The Facts Association

We are continually acquiring items of information regarding all kinds of subjects, and yet when we wish to collect them, we often find the task rather difficult, even though the original impressions were quite clear. This is because we have not properly classified and indexed our bits of information, and do not know where to begin to search for them. It is like the confusion of the entrepreneur who kept all of his papers in a cabinet, without index, or order. He knew that "they are all there," but he had hard work to find any one of them when it was required.
When you wish to consider a fact, ask yourself the following questions about it:
  1. Where did it come from or originate?
  2. What caused it?
  3. What history or record has it?
  4. What are its attributes, qualities and characteristics?
  5. What things can I most readily associate with it? What is it like!
  6. What is it good for—how may it be used—what can I do with it?
  7. What does it prove—what can be deduced from it?
  8. What are its natural results—what happens because of it?
  9. What is its future; and its natural or probable end or finish?
  10. What do I think of it, on the whole— what are my general impressions regarding it?
  11. What do I know about it, in the way of general information?
  12. What have I heard about it, and from whom, and when?
If you will take the trouble to put any "fact" through the above rigid examination, you will not only attach it to hundreds of convenient and familiar other facts, so that you will remember it readily upon occasion, but you will also create a new subject of general information in your mind of which this particular fact will be the central thought.

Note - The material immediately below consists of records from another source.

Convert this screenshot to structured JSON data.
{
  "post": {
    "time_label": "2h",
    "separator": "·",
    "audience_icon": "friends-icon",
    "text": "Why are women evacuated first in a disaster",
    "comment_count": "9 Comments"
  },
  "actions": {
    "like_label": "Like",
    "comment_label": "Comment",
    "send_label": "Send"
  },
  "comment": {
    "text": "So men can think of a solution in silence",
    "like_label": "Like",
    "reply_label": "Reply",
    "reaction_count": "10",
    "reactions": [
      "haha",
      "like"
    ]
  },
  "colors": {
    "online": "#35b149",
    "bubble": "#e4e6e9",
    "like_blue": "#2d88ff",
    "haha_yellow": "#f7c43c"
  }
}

The more other facts that you manage to associate with any one fact, the more pegs you will have to pull that fact into the field of consciousness and the more cross indexes will you have whereby you may "run down" the fact when you need it.

7 Principles of Memory

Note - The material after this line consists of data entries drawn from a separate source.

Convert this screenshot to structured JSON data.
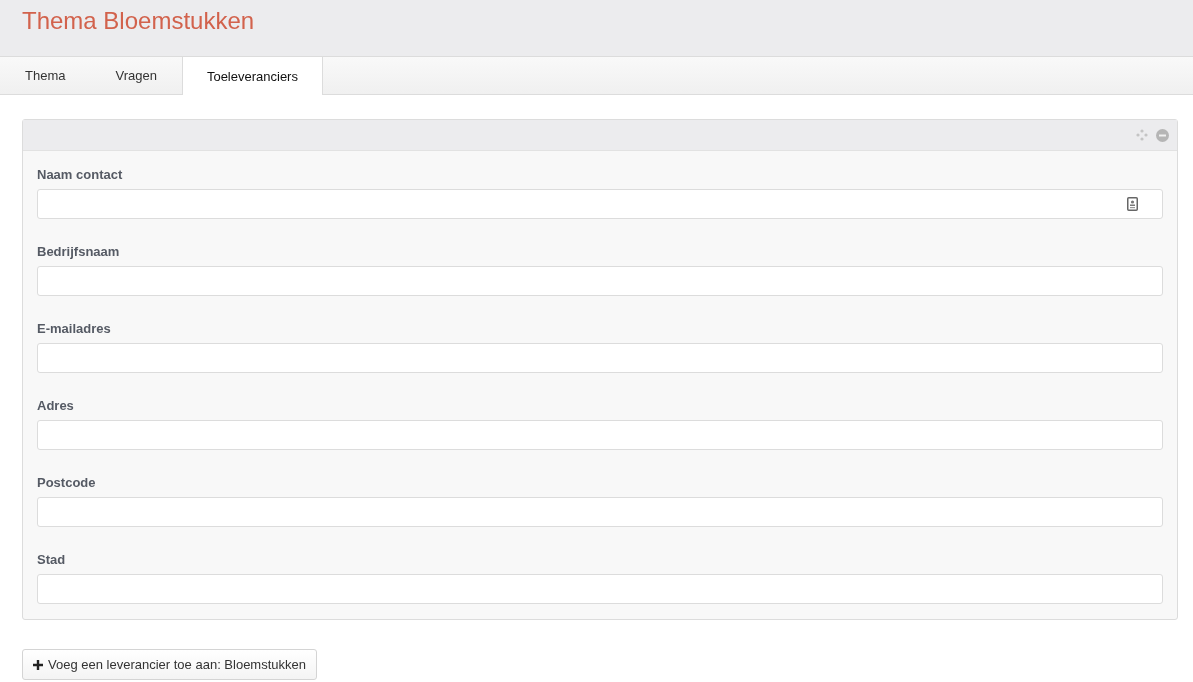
{
  "header": {
    "title": "Thema Bloemstukken"
  },
  "tabs": [
    {
      "label": "Thema",
      "selected": false
    },
    {
      "label": "Vragen",
      "selected": false
    },
    {
      "label": "Toeleveranciers",
      "selected": true
    }
  ],
  "panel": {
    "fields": [
      {
        "label": "Naam contact",
        "kind": "contact"
      },
      {
        "label": "Bedrijfsnaam",
        "kind": "text"
      },
      {
        "label": "E-mailadres",
        "kind": "text"
      },
      {
        "label": "Adres",
        "kind": "text"
      },
      {
        "label": "Postcode",
        "kind": "text"
      },
      {
        "label": "Stad",
        "kind": "text"
      }
    ]
  },
  "add_button": {
    "label": "Voeg een leverancier toe aan: Bloemstukken"
  }
}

The principles below may be applied to every aspect of your daily life: at home, at school, at work, and in your leisure time. Know that memory definitely involves learning, and both are complimentary activities for better survival and achievement in our modern world.

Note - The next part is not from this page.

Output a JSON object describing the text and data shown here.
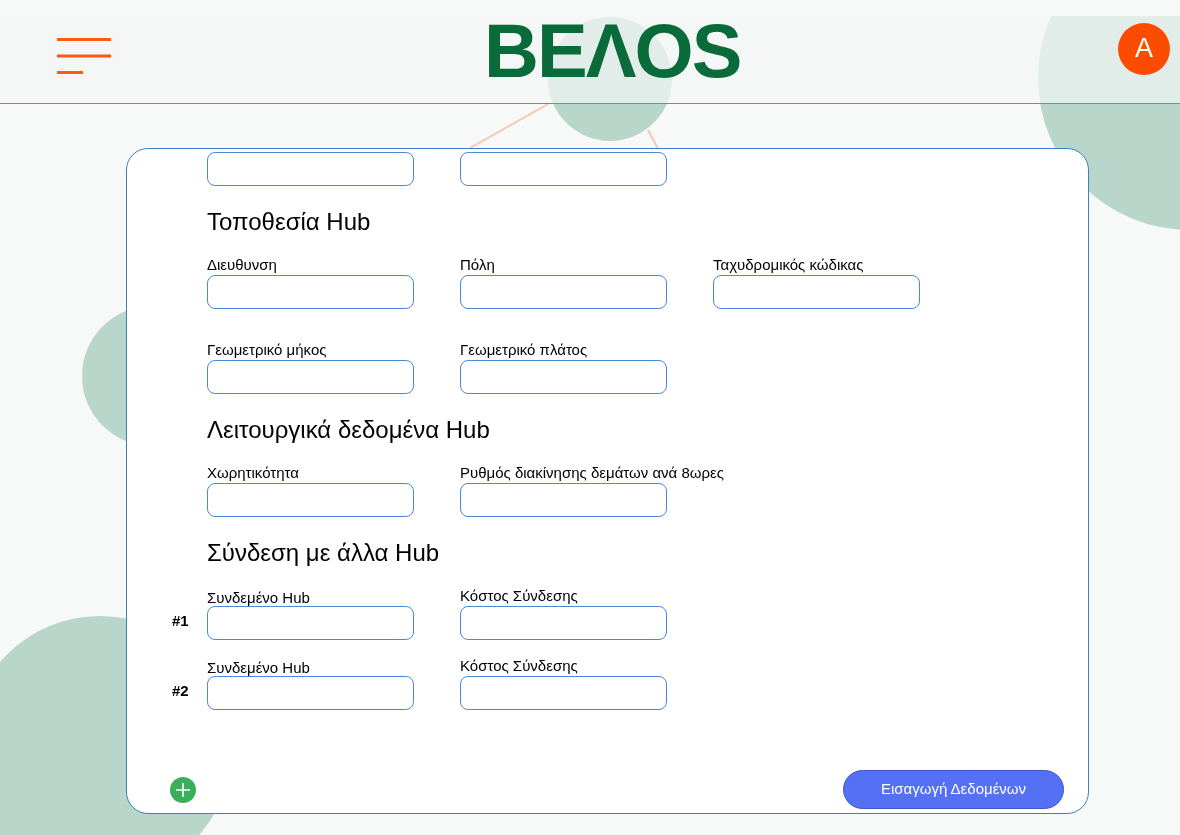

  1. Learners learn from their behavior. Thus, learner errors should be minimized in order to achieve better memory and mastery of skills.
  2. Learning is most effective when correct responses are reinforced immediately. Feedback should be informative and rewarding whenever the response is correct as discussed above regarding memory and motivation. Punishment may be effective if used but data also shows that it may also inhibit learning than increase learning and memory improvement. It may temporarily suppress an incorrect response, but the response tends to reappear when the punishment stops. Punishment can also be emotionally disruptive and may become an interfering cognitive dissonance in the process of learning and storing of information. For example, children who are punished for making an error while reading aloud may become so upset and distracted by the punishment that they will commit more mistakes.
  3. The frequency of reinforcement determines how well a response will be learned and retained.
  4. Practicing a response in a variety of setting increases both retention of data and the transferability of these data into other information. This means one may involve a constant rethinking of ideas or imaging the self in a reactive activity (silently talking to oneself in order to elicit conscious response) in order to enhance better thinking and memory.
  5. Motivated conditions may influence the effectiveness of positive thinking and memory and may play a key role in increasing the level of performance in memory retention.
  6. Meaningful learning is more permanent and more transferable than memorized learning. Understanding what is memorized is better than just practicing how to become a good memorizer.
  7. People learn more effectively when they learn at their own pace.

No comments:

Post a Comment